We can even go on a road trip to Spring Training and have fun discussions about hypothetical monetary policies. Like, what would happen if The Fed actively pursued Nominal GDP Level Targeting? Is Scott Sumner right that The Fed truly has the tools to make that happen? We can take pictures of landmarks along the way there, and I’ll make a mix tape. After singing “Life Is a Highway,” we can talk about ways to manipulate monetary policy to make the Nationals do what you wanted? You could raise interest rates really high to encourage win-now mode, and push them really low when a new stadium deal needs building.

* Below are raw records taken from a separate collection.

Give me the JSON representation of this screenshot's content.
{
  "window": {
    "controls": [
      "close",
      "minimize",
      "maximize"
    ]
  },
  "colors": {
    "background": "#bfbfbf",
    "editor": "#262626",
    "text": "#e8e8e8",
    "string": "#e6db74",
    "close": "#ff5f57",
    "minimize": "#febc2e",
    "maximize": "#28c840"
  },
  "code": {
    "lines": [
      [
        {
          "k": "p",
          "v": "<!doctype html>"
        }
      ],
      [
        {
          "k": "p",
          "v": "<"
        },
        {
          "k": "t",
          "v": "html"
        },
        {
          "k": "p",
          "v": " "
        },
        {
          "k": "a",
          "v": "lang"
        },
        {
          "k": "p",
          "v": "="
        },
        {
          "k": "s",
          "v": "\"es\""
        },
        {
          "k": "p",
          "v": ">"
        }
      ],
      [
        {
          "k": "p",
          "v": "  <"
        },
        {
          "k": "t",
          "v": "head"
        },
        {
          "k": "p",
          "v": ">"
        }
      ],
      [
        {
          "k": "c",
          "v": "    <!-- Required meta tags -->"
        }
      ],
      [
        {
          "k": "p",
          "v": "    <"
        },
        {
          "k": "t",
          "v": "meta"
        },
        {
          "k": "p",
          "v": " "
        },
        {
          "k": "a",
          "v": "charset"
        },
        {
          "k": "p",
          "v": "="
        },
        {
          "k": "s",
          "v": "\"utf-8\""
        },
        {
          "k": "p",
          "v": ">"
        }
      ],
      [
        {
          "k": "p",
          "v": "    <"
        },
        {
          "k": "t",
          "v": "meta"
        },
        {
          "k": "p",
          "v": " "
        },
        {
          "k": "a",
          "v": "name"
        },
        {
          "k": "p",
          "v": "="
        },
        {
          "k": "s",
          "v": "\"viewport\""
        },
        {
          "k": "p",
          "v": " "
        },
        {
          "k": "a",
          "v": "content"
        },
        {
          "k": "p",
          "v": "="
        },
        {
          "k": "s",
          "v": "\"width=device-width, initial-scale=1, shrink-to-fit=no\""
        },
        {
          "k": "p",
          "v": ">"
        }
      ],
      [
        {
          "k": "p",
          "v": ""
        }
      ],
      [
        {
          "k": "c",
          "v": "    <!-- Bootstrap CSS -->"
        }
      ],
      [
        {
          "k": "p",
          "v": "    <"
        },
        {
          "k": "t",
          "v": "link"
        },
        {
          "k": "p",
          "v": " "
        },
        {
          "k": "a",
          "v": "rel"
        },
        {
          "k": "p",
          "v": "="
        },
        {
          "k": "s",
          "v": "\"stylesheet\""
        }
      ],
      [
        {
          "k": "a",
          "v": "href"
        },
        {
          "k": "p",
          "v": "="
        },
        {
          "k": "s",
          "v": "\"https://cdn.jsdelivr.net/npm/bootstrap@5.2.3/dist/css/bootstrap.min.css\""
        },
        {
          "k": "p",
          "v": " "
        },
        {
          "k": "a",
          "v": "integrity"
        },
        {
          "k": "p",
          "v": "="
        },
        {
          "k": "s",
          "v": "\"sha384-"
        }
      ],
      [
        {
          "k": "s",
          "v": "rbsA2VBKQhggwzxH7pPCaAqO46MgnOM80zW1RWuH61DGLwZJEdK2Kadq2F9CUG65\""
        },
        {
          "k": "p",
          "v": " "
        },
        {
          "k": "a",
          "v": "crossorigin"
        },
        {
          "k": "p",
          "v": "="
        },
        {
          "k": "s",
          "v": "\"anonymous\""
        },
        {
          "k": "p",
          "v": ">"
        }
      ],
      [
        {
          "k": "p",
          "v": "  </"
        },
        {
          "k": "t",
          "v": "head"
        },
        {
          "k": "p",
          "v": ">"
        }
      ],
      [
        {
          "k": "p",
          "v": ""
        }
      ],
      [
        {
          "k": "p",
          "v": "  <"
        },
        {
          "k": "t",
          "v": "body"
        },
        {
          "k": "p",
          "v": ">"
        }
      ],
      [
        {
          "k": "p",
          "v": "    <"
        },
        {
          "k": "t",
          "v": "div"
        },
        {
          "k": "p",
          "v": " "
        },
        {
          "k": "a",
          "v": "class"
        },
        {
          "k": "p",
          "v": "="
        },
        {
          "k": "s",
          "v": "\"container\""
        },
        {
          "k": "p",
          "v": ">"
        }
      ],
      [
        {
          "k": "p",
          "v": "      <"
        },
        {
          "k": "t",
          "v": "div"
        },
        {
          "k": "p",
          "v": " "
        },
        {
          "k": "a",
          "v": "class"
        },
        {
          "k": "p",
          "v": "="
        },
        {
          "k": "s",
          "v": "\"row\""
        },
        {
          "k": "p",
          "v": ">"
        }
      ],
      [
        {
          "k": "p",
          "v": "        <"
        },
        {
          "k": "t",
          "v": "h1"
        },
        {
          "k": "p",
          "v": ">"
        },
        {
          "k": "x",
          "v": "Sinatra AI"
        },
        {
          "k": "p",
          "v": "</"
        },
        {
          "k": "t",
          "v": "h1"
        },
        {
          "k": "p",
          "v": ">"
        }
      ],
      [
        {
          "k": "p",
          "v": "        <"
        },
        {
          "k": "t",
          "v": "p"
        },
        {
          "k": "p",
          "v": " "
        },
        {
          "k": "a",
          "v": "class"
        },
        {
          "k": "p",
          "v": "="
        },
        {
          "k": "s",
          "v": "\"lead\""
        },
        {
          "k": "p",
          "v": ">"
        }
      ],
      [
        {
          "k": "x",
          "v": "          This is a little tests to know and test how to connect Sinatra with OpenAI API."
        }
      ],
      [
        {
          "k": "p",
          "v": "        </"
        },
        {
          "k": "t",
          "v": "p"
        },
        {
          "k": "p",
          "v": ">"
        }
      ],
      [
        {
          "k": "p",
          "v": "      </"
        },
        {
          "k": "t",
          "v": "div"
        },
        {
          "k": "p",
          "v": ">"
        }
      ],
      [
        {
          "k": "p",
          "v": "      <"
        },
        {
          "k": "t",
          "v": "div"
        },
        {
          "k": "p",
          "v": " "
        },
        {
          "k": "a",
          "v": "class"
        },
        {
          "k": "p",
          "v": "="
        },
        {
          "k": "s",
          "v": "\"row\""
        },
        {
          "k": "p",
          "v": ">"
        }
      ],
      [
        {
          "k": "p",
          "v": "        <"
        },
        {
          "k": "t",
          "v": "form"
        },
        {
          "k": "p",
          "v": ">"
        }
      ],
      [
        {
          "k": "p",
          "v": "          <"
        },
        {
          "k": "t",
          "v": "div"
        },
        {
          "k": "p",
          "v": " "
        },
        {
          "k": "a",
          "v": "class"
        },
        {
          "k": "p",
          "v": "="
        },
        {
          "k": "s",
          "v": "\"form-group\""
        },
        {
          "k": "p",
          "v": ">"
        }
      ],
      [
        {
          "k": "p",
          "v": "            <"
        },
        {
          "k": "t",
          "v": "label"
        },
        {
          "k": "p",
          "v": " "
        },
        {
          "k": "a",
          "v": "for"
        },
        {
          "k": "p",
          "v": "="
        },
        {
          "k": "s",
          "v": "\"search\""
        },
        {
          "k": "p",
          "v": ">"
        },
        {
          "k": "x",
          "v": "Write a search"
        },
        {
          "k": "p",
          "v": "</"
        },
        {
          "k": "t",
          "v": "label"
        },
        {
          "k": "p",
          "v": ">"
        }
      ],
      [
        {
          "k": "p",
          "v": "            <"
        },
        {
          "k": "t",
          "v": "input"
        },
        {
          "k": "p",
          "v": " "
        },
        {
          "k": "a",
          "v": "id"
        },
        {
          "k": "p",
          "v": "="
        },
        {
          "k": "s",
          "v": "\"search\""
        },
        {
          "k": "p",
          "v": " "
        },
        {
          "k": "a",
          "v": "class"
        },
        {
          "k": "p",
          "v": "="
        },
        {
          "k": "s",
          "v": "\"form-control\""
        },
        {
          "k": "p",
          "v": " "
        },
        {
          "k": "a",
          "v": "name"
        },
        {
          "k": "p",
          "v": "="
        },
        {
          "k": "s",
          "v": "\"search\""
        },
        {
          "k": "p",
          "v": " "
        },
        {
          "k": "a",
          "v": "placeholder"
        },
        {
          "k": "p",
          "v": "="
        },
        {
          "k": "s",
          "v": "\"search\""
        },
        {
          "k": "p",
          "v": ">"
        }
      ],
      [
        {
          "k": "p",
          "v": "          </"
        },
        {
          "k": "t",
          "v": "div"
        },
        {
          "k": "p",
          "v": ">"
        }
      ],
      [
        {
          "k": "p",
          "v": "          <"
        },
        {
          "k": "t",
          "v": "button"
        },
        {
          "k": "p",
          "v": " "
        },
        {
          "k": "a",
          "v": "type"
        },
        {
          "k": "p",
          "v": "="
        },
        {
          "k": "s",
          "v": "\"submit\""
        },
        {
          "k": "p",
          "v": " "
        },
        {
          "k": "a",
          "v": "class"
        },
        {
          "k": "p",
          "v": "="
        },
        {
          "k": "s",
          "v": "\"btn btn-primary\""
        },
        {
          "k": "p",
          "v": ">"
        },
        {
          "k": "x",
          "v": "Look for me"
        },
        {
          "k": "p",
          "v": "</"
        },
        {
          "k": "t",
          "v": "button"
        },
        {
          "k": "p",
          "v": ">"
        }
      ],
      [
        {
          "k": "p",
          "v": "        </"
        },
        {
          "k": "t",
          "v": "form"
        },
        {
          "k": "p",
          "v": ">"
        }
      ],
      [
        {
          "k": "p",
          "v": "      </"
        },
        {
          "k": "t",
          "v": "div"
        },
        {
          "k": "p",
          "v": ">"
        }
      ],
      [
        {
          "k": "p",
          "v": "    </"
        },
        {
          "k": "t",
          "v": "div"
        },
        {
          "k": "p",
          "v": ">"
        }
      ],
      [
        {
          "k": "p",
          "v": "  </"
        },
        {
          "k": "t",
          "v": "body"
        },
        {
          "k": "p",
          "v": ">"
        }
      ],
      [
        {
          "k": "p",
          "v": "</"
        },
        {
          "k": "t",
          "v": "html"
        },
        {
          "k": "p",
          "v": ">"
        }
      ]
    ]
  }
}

Then we could go watch a regular season game at Nationals Park. We could talk about how you modeled out what would have happened if ATRA had not been passed on New Year’s Day and how you settled on the term “Fiscal Cliff,” and I can explain to you about the influence of the Akerlof Lemons model on my research on free agents, as well as the Naughty by Nature inspirations to my title “Down with Other People’s Players.” During the seventh inning stretch, you can direct me to go buy us a couple of $5 hot dogs and then make a call to order the purchase of this month’s $45 billion of T-Bonds.

Do you like to eat ice cream out of those little helmets? Of course you do! Once we’ve had a little dessert, we’ll be ready for a serious discussion about the value of using Chaining to determine bullpen WAR and Chaining CPI to reign in Social Security expenditures.

But I’m getting a little ahead of myself. It’s just so obvious we would have great times together, what with you telling me how you read my articles and me pretending I fully understand yours! I realize gallivanting around to baseball games with your sabermetric soul mate might be tough while you’re running the Fed and all. So if you’re interested, just wear a tiny baseball pin on your lapel the next time you’re addressing the Senate Banking Committee on CSPAN, and I’ll know you feel the same way.

Then I’ll start working on that mix tape.